What lines below hold the string "public"? Copy them all.

(Dataset rows for apps and sites)
■ ■ ■ ■ ■ ■ ■
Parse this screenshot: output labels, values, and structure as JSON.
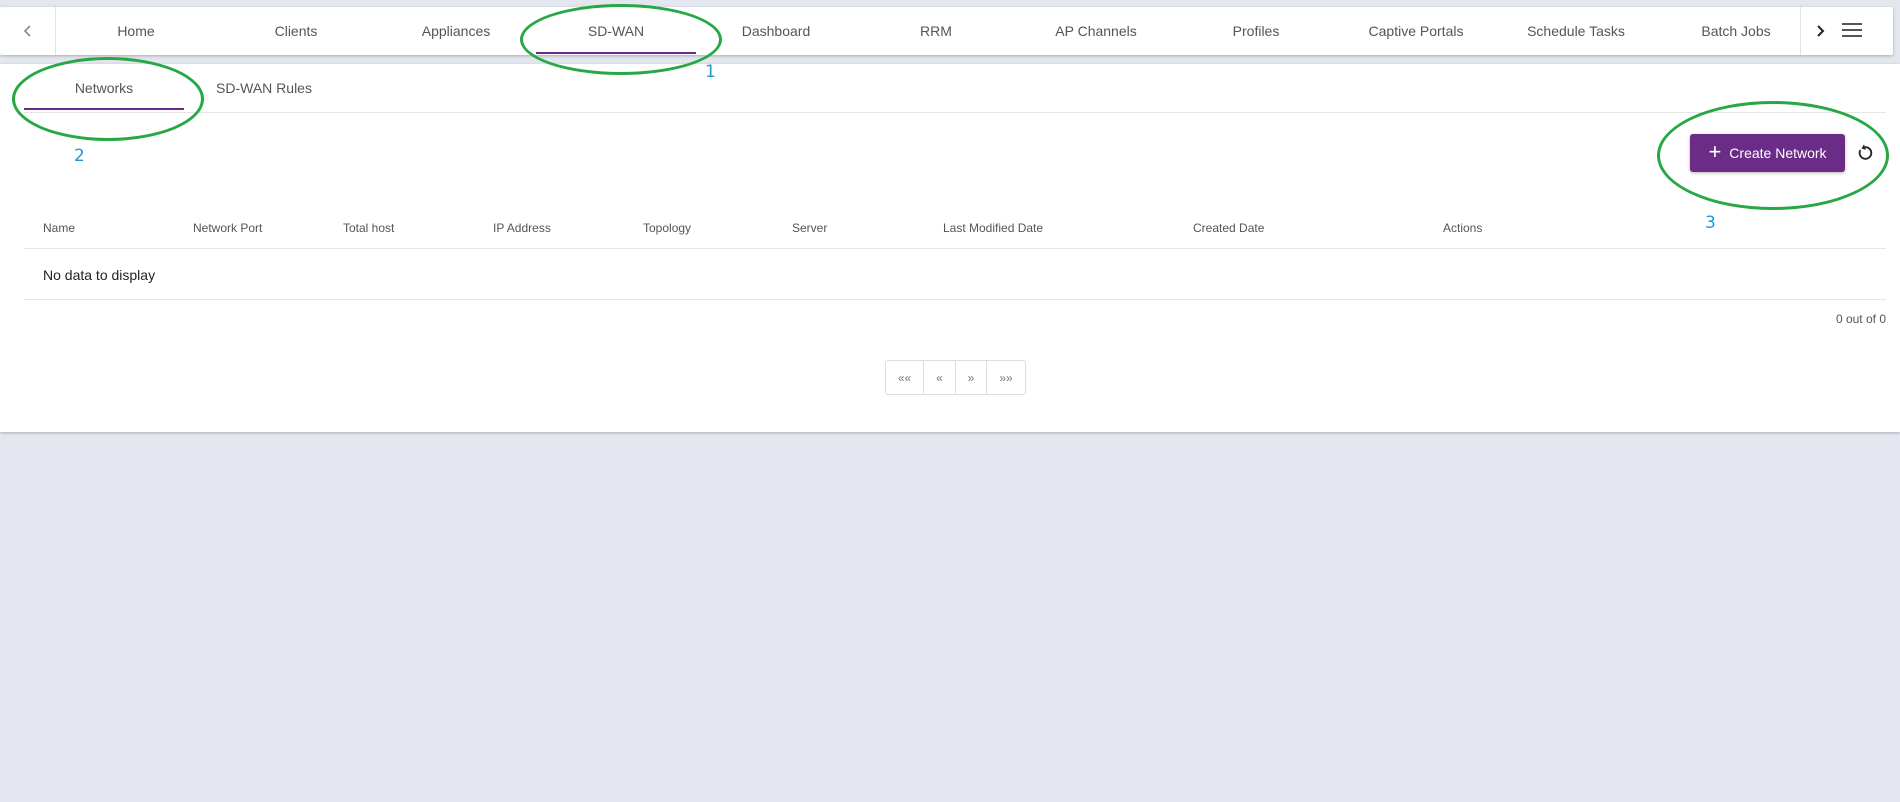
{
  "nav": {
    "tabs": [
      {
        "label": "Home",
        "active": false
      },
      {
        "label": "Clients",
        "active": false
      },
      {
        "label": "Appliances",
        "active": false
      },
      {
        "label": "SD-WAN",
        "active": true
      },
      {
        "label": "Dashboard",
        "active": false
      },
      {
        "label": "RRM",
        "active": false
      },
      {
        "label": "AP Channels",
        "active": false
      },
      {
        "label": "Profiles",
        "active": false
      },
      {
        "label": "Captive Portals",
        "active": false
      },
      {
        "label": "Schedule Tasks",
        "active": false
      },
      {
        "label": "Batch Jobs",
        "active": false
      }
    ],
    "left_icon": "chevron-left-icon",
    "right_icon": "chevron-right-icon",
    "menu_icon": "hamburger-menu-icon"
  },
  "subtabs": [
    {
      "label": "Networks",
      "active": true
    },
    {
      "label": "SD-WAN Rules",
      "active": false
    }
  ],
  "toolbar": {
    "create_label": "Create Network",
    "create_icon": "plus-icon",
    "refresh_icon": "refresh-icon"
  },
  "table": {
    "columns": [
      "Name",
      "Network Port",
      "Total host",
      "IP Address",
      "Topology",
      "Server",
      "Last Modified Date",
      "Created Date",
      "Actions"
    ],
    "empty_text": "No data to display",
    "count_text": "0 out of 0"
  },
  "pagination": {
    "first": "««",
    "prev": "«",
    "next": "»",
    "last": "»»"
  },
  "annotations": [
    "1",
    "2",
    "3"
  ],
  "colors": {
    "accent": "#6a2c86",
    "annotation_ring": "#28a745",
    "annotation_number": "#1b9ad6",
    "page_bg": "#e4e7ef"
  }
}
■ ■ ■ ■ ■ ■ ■
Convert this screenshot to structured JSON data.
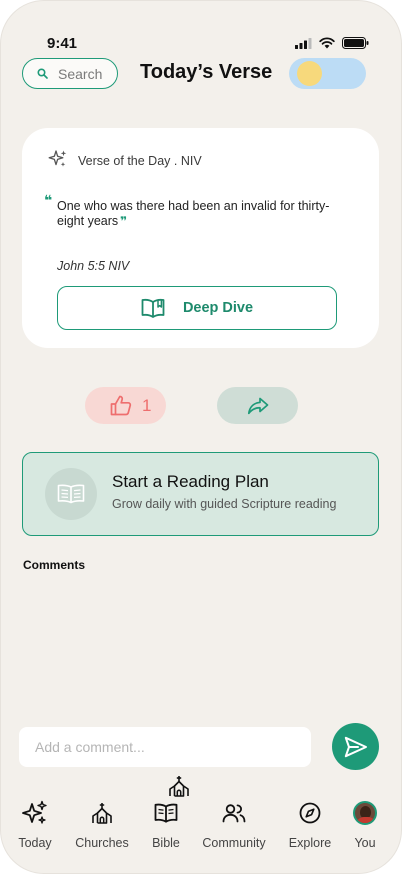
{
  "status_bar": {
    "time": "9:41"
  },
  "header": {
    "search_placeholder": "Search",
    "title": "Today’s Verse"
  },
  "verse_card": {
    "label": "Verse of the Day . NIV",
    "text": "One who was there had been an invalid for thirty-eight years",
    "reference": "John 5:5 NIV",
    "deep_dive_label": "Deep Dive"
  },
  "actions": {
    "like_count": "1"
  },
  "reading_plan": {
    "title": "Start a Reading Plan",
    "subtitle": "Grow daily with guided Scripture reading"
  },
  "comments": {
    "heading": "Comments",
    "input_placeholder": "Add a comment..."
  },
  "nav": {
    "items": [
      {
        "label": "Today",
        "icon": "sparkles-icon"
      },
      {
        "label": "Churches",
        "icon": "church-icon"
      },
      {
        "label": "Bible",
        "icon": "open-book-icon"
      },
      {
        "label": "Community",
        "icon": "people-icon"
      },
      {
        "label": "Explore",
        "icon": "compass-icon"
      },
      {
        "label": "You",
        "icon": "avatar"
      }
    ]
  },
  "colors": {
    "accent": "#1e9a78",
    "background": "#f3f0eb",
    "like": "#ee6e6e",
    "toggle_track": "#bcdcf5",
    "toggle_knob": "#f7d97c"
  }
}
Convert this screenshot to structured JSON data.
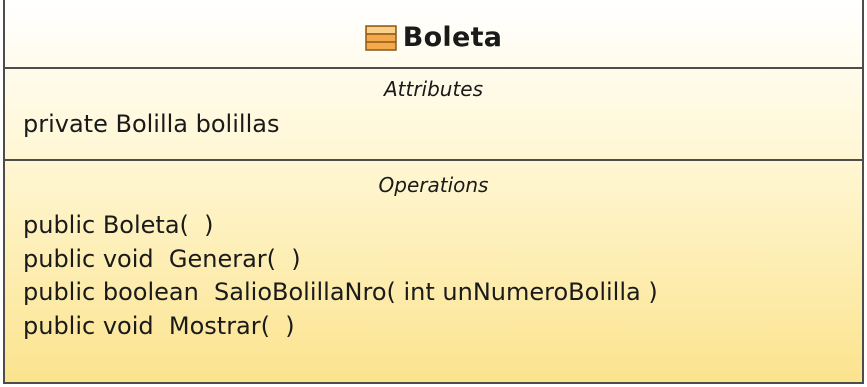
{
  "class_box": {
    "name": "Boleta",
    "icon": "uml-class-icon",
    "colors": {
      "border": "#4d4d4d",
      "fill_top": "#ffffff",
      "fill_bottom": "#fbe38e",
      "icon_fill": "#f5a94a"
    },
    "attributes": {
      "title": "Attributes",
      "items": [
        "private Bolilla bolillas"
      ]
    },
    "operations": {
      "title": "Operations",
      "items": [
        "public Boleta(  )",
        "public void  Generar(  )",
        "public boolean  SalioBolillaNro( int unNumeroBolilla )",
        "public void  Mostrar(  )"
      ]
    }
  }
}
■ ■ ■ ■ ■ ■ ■
▶ _Solution for this exercise_
        "public Boleta(  )",
        "public void  Generar(  )",
        "public boolean  SalioBolillaNro( int unNumeroBolilla )",
        "public void  Mostrar(  )"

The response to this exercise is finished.